Chancellor Nicholas S. Zeppos, right, speaks with U.S. Rep. Chuck Fleischmann (R-Tenn.) at Vanderbilt’s congressional reception in Washington, D.C., in June. (PHOTO BY AARON CLAMAGE, PHOTOGRAPHER IN WASHINGTON, D.C.)

Chancellor Nicholas S. Zeppos visited with members of Congress in Washington, D.C., June 8–9 to encourage members to reach a budget agreement that allows for additional discretionary funding for important priorities such as research and education.

“My message on Capitol Hill was clear: Our country needs to continue to invest robustly in basic research,” Zeppos says. “Congress and the administration need to provide sustained, steady funding for scientific research across all disciplines.”
Zeppos also spoke about ways to improve the higher education regulatory environment, citing recommendations included in the final report of the Task Force on Government Regulation of Higher Education, which he co-chaired. He emphasized preserving important, effective regulations while identifying smarter, more efficient regulations overall.

“Federal regulations serve an important purpose of protecting students and families and providing transparency and accountability in how federal dollars are spent,” he says. “The recommendations we are advocating are largely common-sense solutions to the jungle of red tape our institutions face.”

In February, Zeppos testified before the U.S. Senate Health, Education, Labor and Pensions (HELP) Committee that federal oversight of higher education has expanded to the point of undermining the ability of colleges and universities to function in a dynamic economy. Many of the U.S. Department of Education’s regulations “are well-intended but unnecessarily voluminous, too often ambiguous, and the cost of compliance has become unreasonable,” said Zeppos during his testimony.

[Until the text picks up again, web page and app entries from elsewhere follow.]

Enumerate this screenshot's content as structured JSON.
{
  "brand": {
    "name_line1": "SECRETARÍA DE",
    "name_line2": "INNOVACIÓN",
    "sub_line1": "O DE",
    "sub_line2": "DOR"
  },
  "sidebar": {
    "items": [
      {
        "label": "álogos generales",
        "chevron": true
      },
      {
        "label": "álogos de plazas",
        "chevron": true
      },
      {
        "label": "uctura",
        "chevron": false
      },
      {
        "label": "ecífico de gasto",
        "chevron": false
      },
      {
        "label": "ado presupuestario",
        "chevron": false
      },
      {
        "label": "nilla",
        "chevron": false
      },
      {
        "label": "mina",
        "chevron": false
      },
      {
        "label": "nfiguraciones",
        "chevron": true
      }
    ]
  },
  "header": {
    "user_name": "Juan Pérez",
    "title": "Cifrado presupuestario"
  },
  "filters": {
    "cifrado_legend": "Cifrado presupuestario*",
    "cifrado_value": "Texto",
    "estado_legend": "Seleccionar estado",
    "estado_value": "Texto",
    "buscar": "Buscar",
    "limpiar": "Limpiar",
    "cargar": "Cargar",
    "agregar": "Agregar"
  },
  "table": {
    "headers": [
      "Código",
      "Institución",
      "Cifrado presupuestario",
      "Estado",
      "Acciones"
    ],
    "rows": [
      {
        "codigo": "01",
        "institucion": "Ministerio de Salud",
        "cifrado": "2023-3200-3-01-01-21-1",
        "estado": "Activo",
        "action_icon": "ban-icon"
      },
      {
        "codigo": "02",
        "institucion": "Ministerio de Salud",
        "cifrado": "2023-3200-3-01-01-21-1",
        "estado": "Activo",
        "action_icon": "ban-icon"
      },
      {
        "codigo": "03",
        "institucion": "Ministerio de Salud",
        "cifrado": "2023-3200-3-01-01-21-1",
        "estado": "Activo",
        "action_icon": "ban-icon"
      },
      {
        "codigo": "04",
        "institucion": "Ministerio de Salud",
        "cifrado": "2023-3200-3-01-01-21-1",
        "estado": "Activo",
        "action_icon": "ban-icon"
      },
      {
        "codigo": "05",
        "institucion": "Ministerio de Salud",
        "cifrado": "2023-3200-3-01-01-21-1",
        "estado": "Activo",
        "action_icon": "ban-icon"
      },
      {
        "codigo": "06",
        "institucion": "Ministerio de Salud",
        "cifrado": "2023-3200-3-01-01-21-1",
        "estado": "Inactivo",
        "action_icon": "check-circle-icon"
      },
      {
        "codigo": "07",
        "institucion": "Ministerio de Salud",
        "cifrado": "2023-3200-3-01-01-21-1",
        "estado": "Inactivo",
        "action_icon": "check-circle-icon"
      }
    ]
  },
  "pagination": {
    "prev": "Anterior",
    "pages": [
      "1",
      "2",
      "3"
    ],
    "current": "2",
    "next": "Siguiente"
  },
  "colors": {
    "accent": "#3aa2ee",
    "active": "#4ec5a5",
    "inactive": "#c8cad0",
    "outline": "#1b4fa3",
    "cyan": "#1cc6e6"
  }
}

The Task Force on Government Regulation of Higher Education was formed in November 2013 by four senators, including Lamar Alexander, BA’62, R-Tenn. (the current chairman of the committee), to conduct a comprehensive, nonpartisan review of the Department of Education’s regulations and reporting requirements on colleges and universities.